Select all lines in the records that include "JSON".

Items from a dataset
----
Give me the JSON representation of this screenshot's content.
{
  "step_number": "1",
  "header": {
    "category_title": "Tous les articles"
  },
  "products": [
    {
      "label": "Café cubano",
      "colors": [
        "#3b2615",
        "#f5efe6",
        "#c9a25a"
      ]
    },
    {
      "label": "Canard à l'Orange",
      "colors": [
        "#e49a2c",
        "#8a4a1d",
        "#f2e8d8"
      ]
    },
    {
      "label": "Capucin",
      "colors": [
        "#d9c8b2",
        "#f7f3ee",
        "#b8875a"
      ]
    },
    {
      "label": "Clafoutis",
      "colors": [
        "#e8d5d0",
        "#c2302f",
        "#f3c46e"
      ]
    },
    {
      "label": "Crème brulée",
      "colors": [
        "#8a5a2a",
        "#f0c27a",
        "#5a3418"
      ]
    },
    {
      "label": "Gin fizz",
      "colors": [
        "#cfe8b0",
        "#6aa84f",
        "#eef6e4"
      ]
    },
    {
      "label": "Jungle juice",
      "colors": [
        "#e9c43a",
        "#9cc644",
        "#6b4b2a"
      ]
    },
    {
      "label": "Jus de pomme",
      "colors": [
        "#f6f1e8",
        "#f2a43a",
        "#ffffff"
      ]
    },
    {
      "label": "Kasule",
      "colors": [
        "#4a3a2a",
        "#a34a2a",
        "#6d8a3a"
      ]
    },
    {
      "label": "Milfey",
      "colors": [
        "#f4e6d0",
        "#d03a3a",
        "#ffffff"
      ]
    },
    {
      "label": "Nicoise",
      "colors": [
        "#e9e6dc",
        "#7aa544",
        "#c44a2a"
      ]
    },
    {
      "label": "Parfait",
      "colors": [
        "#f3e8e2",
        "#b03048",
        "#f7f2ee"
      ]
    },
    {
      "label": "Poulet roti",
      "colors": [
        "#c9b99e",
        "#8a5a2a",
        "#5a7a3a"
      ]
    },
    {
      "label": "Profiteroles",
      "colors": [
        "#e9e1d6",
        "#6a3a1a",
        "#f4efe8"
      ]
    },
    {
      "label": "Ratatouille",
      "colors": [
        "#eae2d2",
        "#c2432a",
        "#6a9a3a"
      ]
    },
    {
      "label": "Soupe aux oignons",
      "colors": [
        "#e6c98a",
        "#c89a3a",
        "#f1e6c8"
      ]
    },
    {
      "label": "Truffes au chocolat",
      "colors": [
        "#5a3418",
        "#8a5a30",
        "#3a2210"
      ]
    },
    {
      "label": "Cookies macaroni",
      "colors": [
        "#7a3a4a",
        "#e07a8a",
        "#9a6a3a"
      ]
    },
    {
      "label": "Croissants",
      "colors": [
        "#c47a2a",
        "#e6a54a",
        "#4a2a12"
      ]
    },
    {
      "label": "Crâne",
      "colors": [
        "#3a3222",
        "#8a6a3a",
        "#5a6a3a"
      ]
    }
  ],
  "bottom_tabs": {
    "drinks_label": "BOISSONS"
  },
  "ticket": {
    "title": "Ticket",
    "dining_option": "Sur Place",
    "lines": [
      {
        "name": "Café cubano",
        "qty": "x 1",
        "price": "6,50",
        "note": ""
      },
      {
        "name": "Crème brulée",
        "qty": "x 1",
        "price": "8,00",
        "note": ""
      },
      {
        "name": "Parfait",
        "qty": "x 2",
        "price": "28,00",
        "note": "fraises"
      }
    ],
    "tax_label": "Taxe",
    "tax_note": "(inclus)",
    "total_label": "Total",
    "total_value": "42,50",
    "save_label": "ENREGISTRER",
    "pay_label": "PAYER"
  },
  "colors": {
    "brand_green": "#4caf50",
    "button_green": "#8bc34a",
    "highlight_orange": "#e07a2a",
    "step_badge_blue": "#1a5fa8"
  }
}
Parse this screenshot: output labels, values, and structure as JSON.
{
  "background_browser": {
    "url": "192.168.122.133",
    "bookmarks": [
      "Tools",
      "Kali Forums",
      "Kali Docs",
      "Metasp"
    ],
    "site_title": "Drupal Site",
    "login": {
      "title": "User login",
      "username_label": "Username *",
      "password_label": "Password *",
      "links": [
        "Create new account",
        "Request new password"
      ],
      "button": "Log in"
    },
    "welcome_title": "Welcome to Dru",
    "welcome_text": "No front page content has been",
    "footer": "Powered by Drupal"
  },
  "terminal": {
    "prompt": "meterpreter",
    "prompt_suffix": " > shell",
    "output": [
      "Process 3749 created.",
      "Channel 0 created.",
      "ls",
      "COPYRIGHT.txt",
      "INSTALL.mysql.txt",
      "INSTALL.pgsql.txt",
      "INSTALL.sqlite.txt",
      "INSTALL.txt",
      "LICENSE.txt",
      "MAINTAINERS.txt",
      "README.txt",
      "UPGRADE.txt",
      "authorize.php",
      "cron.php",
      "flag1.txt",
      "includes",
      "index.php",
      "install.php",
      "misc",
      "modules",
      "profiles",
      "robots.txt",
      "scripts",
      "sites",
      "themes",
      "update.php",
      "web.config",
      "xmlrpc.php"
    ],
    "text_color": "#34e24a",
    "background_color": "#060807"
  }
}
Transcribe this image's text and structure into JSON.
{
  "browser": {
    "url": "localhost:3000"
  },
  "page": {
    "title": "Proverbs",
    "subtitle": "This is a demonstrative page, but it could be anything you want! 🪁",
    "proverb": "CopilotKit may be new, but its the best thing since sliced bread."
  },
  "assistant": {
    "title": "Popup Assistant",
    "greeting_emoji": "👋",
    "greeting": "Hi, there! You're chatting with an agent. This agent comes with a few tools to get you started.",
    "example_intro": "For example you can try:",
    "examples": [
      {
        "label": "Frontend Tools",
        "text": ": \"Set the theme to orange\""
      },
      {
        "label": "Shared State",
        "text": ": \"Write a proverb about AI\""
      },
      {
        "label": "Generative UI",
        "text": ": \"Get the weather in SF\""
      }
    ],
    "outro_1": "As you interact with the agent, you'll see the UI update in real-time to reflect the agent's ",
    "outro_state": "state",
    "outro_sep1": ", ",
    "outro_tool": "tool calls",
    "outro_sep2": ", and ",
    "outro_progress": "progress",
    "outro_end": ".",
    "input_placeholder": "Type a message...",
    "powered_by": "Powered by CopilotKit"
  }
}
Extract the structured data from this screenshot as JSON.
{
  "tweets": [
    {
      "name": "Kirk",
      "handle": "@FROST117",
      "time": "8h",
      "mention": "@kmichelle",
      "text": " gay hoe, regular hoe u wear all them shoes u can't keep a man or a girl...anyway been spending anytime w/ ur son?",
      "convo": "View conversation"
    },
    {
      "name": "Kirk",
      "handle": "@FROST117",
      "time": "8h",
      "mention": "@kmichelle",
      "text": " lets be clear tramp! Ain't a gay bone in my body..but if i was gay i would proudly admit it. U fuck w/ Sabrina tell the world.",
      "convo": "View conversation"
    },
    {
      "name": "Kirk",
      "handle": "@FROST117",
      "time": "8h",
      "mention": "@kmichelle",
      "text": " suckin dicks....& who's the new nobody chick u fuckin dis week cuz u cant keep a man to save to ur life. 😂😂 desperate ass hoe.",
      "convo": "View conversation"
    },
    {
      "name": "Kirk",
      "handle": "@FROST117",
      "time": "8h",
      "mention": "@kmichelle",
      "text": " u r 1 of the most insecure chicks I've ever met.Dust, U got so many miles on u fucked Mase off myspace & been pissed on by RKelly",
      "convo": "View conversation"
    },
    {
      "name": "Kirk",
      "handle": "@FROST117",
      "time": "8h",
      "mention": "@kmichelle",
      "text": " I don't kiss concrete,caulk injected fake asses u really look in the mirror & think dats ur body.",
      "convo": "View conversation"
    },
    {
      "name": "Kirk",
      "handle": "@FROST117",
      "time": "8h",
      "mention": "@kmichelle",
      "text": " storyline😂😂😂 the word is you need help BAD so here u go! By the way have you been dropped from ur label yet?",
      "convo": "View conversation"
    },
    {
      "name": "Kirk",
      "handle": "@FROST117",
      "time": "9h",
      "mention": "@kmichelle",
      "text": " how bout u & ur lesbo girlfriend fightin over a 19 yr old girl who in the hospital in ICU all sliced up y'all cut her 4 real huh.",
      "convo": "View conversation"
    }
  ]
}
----
Task result
Give me the JSON representation of this screenshot's content.
Parse this screenshot: output labels, values, and structure as JSON.
Transcribe this image's text and structure into JSON.
Extract the structured data from this screenshot as JSON.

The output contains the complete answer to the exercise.